**** Dataset entries ****

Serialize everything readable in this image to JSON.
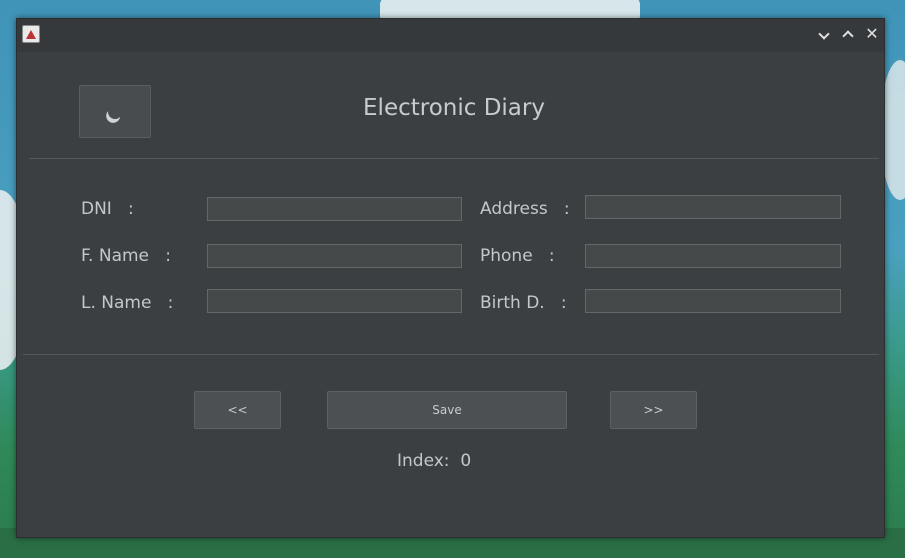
{
  "window": {
    "title": ""
  },
  "header": {
    "title": "Electronic Diary"
  },
  "form": {
    "dni_label": "DNI   :",
    "fname_label": "F. Name   :",
    "lname_label": "L. Name   :",
    "address_label": "Address   :",
    "phone_label": "Phone   :",
    "birth_label": "Birth D.   :",
    "dni_value": "",
    "fname_value": "",
    "lname_value": "",
    "address_value": "",
    "phone_value": "",
    "birth_value": ""
  },
  "nav": {
    "prev_label": "<<",
    "save_label": "Save",
    "next_label": ">>"
  },
  "status": {
    "index_label": "Index:",
    "index_value": "0"
  },
  "icons": {
    "app": "app-icon",
    "logo": "moon-icon",
    "minimize": "chevron-down-icon",
    "maximize": "chevron-up-icon",
    "close": "close-icon"
  }
}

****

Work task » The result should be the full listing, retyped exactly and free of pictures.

Task response »
Serialize everything readable in this image to JSON.
{
  "window": {
    "title": ""
  },
  "header": {
    "title": "Electronic Diary"
  },
  "form": {
    "dni_label": "DNI   :",
    "fname_label": "F. Name   :",
    "lname_label": "L. Name   :",
    "address_label": "Address   :",
    "phone_label": "Phone   :",
    "birth_label": "Birth D.   :",
    "dni_value": "",
    "fname_value": "",
    "lname_value": "",
    "address_value": "",
    "phone_value": "",
    "birth_value": ""
  },
  "nav": {
    "prev_label": "<<",
    "save_label": "Save",
    "next_label": ">>"
  },
  "status": {
    "index_label": "Index:",
    "index_value": "0"
  },
  "icons": {
    "app": "app-icon",
    "logo": "moon-icon",
    "minimize": "chevron-down-icon",
    "maximize": "chevron-up-icon",
    "close": "close-icon"
  }
}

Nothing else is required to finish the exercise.